I’m telling you this, because on a recent visit to Sainsbury’s, I chanced across a deal on 750ml bottles on Meantime IP and Meantime London Porter. Two for £7. A bargain. So I bought them.

The back of the bottle of IPA said “enjoy with hot food and spicy friends, or vice versa”, so as my girlfriend and I got making a lovely butternut squash curry, it seemed like the perfect opportunity to break out the IPA. So I did.

A quick not on IPAs. If you buy, say, Green King IPA, or Deuchars, as nice as they can be, they’re not real traditional IPAs. Real IPAs were strong (this one clocks in at a respectable 7.5%) and full of hops. Why? Well because these India Pale Ales were, as the name suggests, going to India. The strong alcohol content and oodles of hops meant it had more chance of staying preserved on the long journey to our colonialist countrymen.

Now, most IPAs are drunk in England, so there is no need for all the extra stuff, but good brewers (and Meantime is a good brewer, they won the 2008 British Guild of Beer Writers Brewer of the year, so it’s official) still make proper IPAs because they’re just really, really good and that.

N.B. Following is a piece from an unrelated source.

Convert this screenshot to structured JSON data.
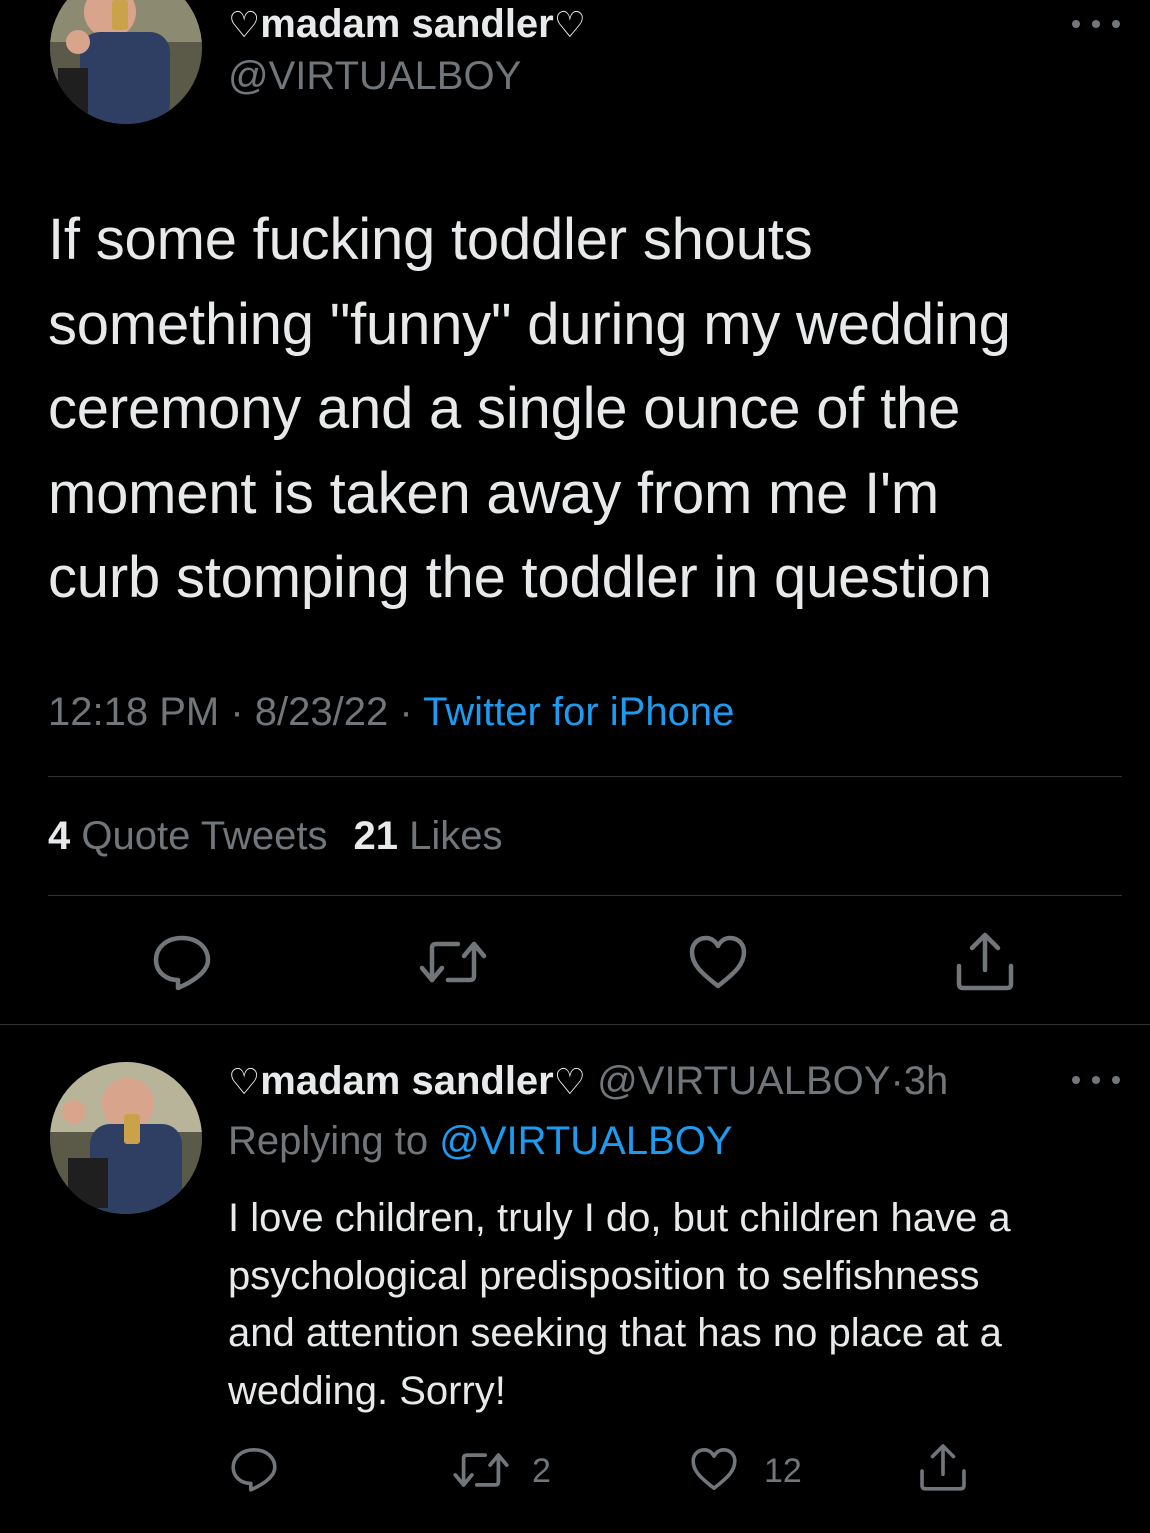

This one’s a treat. It smells of cloves, cardamon and banana, it pours a deep golden, almost copper colour. Like any beer worth its salt though, the taste is the real joy. The hops hit you full in the face, but not too strong, more like a sobering slap than a knockout punch (if you want a knockout punch try Brewdog’s Punk IPA).

The uncompromising hops are bitter, dry and refreshing – what you’d want in India, I guess – and underneath, those spicy, fruity flavours linger on, a treat after the initial attack. And then the finish is smooth and oakey.  You could almost believe it has spent the last few months in a barrel in the middle of the ocean.

And as for that butternut squash curry, that was a delight too, and the dry hops and spicy cardamon flavours worked a treat with it. I’ll be doing that again.

Read about Meantime here